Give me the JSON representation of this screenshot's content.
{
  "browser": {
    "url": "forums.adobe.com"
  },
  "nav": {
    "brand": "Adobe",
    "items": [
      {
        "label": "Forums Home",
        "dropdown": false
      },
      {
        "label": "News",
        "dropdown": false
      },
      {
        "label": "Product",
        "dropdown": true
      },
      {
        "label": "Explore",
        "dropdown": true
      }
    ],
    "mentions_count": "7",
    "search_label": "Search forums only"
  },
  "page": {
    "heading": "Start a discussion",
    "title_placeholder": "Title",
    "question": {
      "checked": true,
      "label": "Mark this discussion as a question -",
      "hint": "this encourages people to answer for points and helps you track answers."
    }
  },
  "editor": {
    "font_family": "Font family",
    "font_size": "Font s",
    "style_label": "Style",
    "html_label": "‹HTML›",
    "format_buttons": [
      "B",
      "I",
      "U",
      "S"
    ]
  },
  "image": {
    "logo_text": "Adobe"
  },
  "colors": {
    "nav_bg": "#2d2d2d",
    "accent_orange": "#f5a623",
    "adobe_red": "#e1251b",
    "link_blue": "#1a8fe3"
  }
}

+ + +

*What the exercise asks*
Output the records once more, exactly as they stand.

*Solved problem*
Give me the JSON representation of this screenshot's content.
{
  "browser": {
    "url": "forums.adobe.com"
  },
  "nav": {
    "brand": "Adobe",
    "items": [
      {
        "label": "Forums Home",
        "dropdown": false
      },
      {
        "label": "News",
        "dropdown": false
      },
      {
        "label": "Product",
        "dropdown": true
      },
      {
        "label": "Explore",
        "dropdown": true
      }
    ],
    "mentions_count": "7",
    "search_label": "Search forums only"
  },
  "page": {
    "heading": "Start a discussion",
    "title_placeholder": "Title",
    "question": {
      "checked": true,
      "label": "Mark this discussion as a question -",
      "hint": "this encourages people to answer for points and helps you track answers."
    }
  },
  "editor": {
    "font_family": "Font family",
    "font_size": "Font s",
    "style_label": "Style",
    "html_label": "‹HTML›",
    "format_buttons": [
      "B",
      "I",
      "U",
      "S"
    ]
  },
  "image": {
    "logo_text": "Adobe"
  },
  "colors": {
    "nav_bg": "#2d2d2d",
    "accent_orange": "#f5a623",
    "adobe_red": "#e1251b",
    "link_blue": "#1a8fe3"
  }
}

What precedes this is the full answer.